### What is required
Quote the records in full and leave their pictures out.

### Supplied material
○ ○ ○ ○
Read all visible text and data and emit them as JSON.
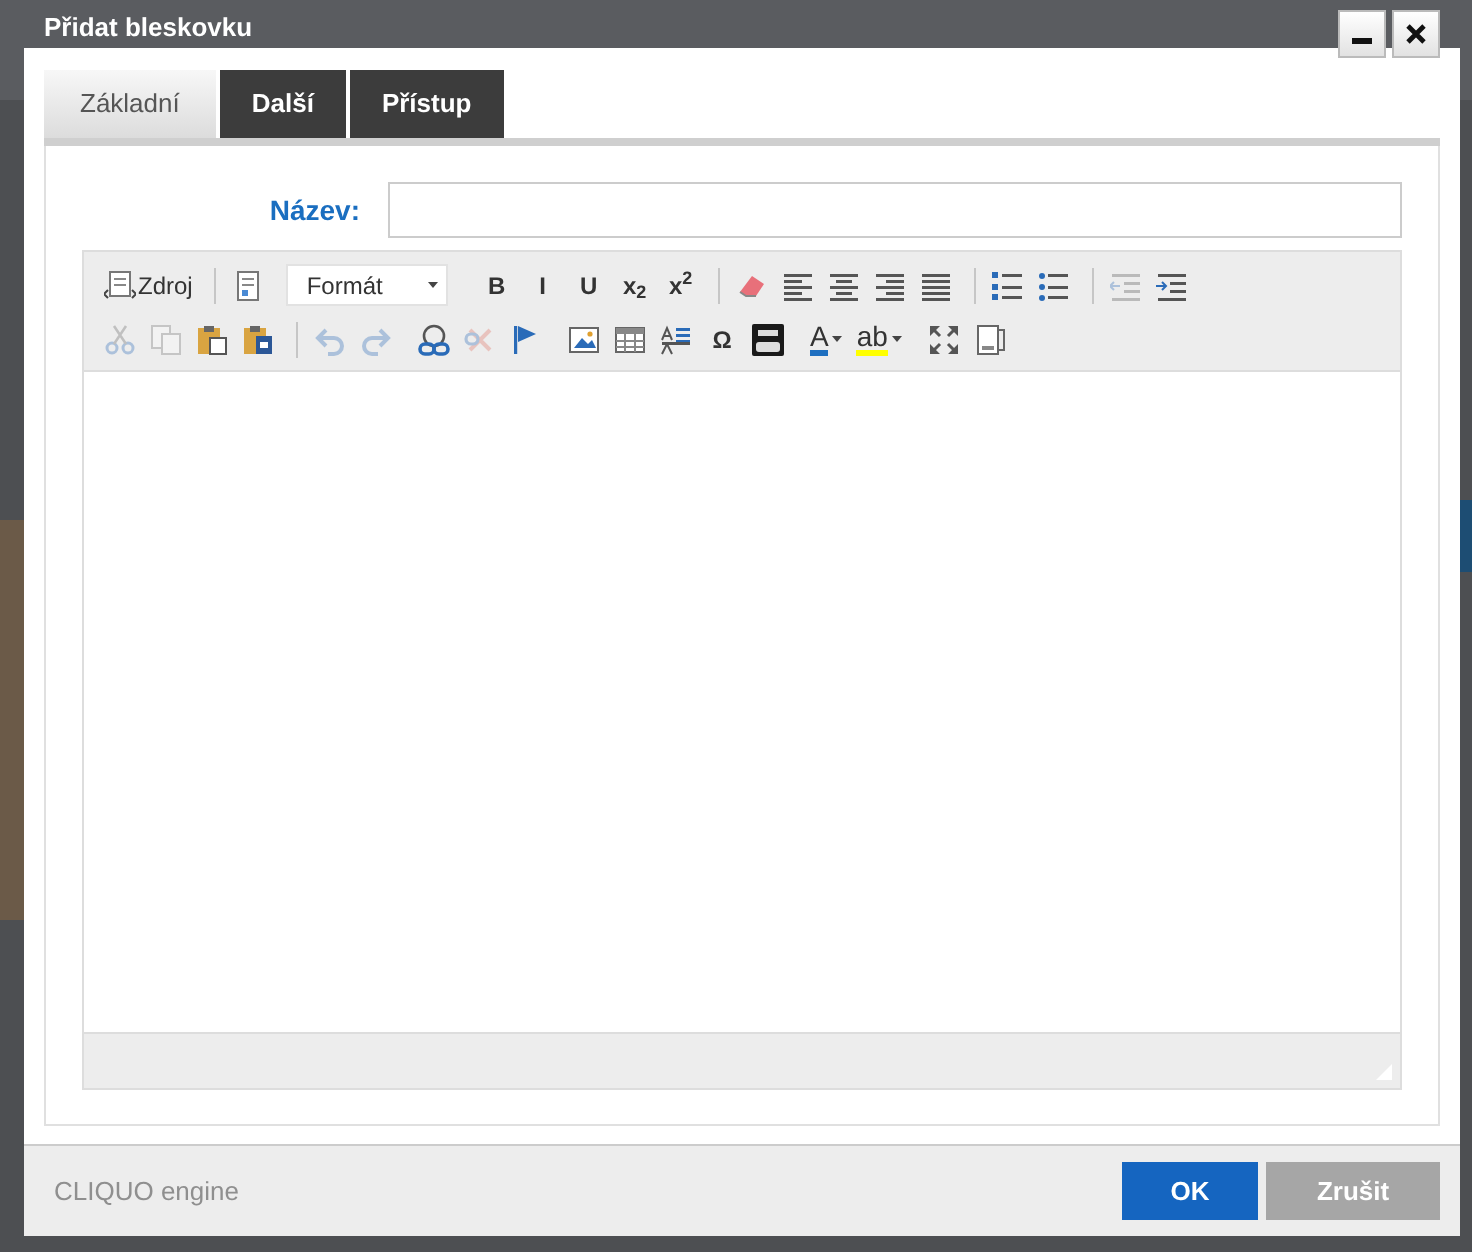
{
  "dialog": {
    "title": "Přidat bleskovku",
    "window_buttons": [
      {
        "kind": "minimize"
      },
      {
        "kind": "close"
      }
    ],
    "tabs": [
      {
        "label": "Základní",
        "selected": true
      },
      {
        "label": "Další",
        "selected": false
      },
      {
        "label": "Přístup",
        "selected": false
      }
    ],
    "fields": [
      {
        "label": "Název:"
      }
    ],
    "editor": {
      "toolbar_rows": [
        [
          {
            "divider": false,
            "items": [
              {
                "kind": "icontext",
                "label": "Zdroj",
                "disabled": false
              }
            ]
          },
          {
            "divider": true,
            "items": [
              {
                "kind": "icon",
                "disabled": false
              },
              {
                "kind": "combo",
                "label": "Formát",
                "disabled": false
              }
            ]
          },
          {
            "divider": false,
            "items": [
              {
                "kind": "text",
                "label": "B",
                "disabled": false
              },
              {
                "kind": "text",
                "label": "I",
                "disabled": false
              },
              {
                "kind": "text",
                "label": "U",
                "disabled": false
              },
              {
                "kind": "text",
                "label": "x$_{2}$",
                "disabled": false
              },
              {
                "kind": "text",
                "label": "x$^{2}$",
                "disabled": false
              }
            ]
          },
          {
            "divider": true,
            "items": [
              {
                "kind": "icon",
                "disabled": false
              },
              {
                "kind": "icon",
                "disabled": false
              },
              {
                "kind": "icon",
                "disabled": false
              },
              {
                "kind": "icon",
                "disabled": false
              },
              {
                "kind": "icon",
                "disabled": false
              }
            ]
          },
          {
            "divider": true,
            "items": [
              {
                "kind": "icon",
                "disabled": false
              },
              {
                "kind": "icon",
                "disabled": false
              }
            ]
          },
          {
            "divider": true,
            "items": [
              {
                "kind": "icon",
                "disabled": true
              },
              {
                "kind": "icon",
                "disabled": false
              }
            ]
          }
        ],
        [
          {
            "divider": false,
            "items": [
              {
                "kind": "icon",
                "disabled": true
              },
              {
                "kind": "icon",
                "disabled": true
              },
              {
                "kind": "icon",
                "disabled": false
              },
              {
                "kind": "icon",
                "disabled": false
              }
            ]
          },
          {
            "divider": true,
            "items": [
              {
                "kind": "icon",
                "disabled": true
              },
              {
                "kind": "icon",
                "disabled": true
              }
            ]
          },
          {
            "divider": false,
            "items": [
              {
                "kind": "icon",
                "disabled": false
              },
              {
                "kind": "icon",
                "disabled": true
              },
              {
                "kind": "icon",
                "disabled": false
              }
            ]
          },
          {
            "divider": false,
            "items": [
              {
                "kind": "icon",
                "disabled": false
              },
              {
                "kind": "icon",
                "disabled": false
              },
              {
                "kind": "icon",
                "disabled": false
              },
              {
                "kind": "text",
                "label": "Ω",
                "disabled": false
              },
              {
                "kind": "icon",
                "disabled": false
              }
            ]
          },
          {
            "divider": false,
            "items": [
              {
                "kind": "color",
                "label": "A",
                "color": "#1e6fc0",
                "disabled": false
              },
              {
                "kind": "color",
                "label": "ab",
                "color": "#ffff00",
                "disabled": false
              }
            ]
          },
          {
            "divider": false,
            "items": [
              {
                "kind": "icon",
                "disabled": false
              },
              {
                "kind": "icon",
                "disabled": false
              }
            ]
          }
        ]
      ]
    },
    "footer": {
      "brand": "CLIQUO engine",
      "buttons": [
        {
          "label": "OK",
          "kind": "primary"
        },
        {
          "label": "Zrušit",
          "kind": "secondary"
        }
      ]
    }
  }
}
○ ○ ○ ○
### Result below
Read all visible text and data and emit them as JSON.
{
  "dialog": {
    "title": "Přidat bleskovku",
    "window_buttons": [
      {
        "kind": "minimize"
      },
      {
        "kind": "close"
      }
    ],
    "tabs": [
      {
        "label": "Základní",
        "selected": true
      },
      {
        "label": "Další",
        "selected": false
      },
      {
        "label": "Přístup",
        "selected": false
      }
    ],
    "fields": [
      {
        "label": "Název:"
      }
    ],
    "editor": {
      "toolbar_rows": [
        [
          {
            "divider": false,
            "items": [
              {
                "kind": "icontext",
                "label": "Zdroj",
                "disabled": false
              }
            ]
          },
          {
            "divider": true,
            "items": [
              {
                "kind": "icon",
                "disabled": false
              },
              {
                "kind": "combo",
                "label": "Formát",
                "disabled": false
              }
            ]
          },
          {
            "divider": false,
            "items": [
              {
                "kind": "text",
                "label": "B",
                "disabled": false
              },
              {
                "kind": "text",
                "label": "I",
                "disabled": false
              },
              {
                "kind": "text",
                "label": "U",
                "disabled": false
              },
              {
                "kind": "text",
                "label": "x$_{2}$",
                "disabled": false
              },
              {
                "kind": "text",
                "label": "x$^{2}$",
                "disabled": false
              }
            ]
          },
          {
            "divider": true,
            "items": [
              {
                "kind": "icon",
                "disabled": false
              },
              {
                "kind": "icon",
                "disabled": false
              },
              {
                "kind": "icon",
                "disabled": false
              },
              {
                "kind": "icon",
                "disabled": false
              },
              {
                "kind": "icon",
                "disabled": false
              }
            ]
          },
          {
            "divider": true,
            "items": [
              {
                "kind": "icon",
                "disabled": false
              },
              {
                "kind": "icon",
                "disabled": false
              }
            ]
          },
          {
            "divider": true,
            "items": [
              {
                "kind": "icon",
                "disabled": true
              },
              {
                "kind": "icon",
                "disabled": false
              }
            ]
          }
        ],
        [
          {
            "divider": false,
            "items": [
              {
                "kind": "icon",
                "disabled": true
              },
              {
                "kind": "icon",
                "disabled": true
              },
              {
                "kind": "icon",
                "disabled": false
              },
              {
                "kind": "icon",
                "disabled": false
              }
            ]
          },
          {
            "divider": true,
            "items": [
              {
                "kind": "icon",
                "disabled": true
              },
              {
                "kind": "icon",
                "disabled": true
              }
            ]
          },
          {
            "divider": false,
            "items": [
              {
                "kind": "icon",
                "disabled": false
              },
              {
                "kind": "icon",
                "disabled": true
              },
              {
                "kind": "icon",
                "disabled": false
              }
            ]
          },
          {
            "divider": false,
            "items": [
              {
                "kind": "icon",
                "disabled": false
              },
              {
                "kind": "icon",
                "disabled": false
              },
              {
                "kind": "icon",
                "disabled": false
              },
              {
                "kind": "text",
                "label": "Ω",
                "disabled": false
              },
              {
                "kind": "icon",
                "disabled": false
              }
            ]
          },
          {
            "divider": false,
            "items": [
              {
                "kind": "color",
                "label": "A",
                "color": "#1e6fc0",
                "disabled": false
              },
              {
                "kind": "color",
                "label": "ab",
                "color": "#ffff00",
                "disabled": false
              }
            ]
          },
          {
            "divider": false,
            "items": [
              {
                "kind": "icon",
                "disabled": false
              },
              {
                "kind": "icon",
                "disabled": false
              }
            ]
          }
        ]
      ]
    },
    "footer": {
      "brand": "CLIQUO engine",
      "buttons": [
        {
          "label": "OK",
          "kind": "primary"
        },
        {
          "label": "Zrušit",
          "kind": "secondary"
        }
      ]
    }
  }
}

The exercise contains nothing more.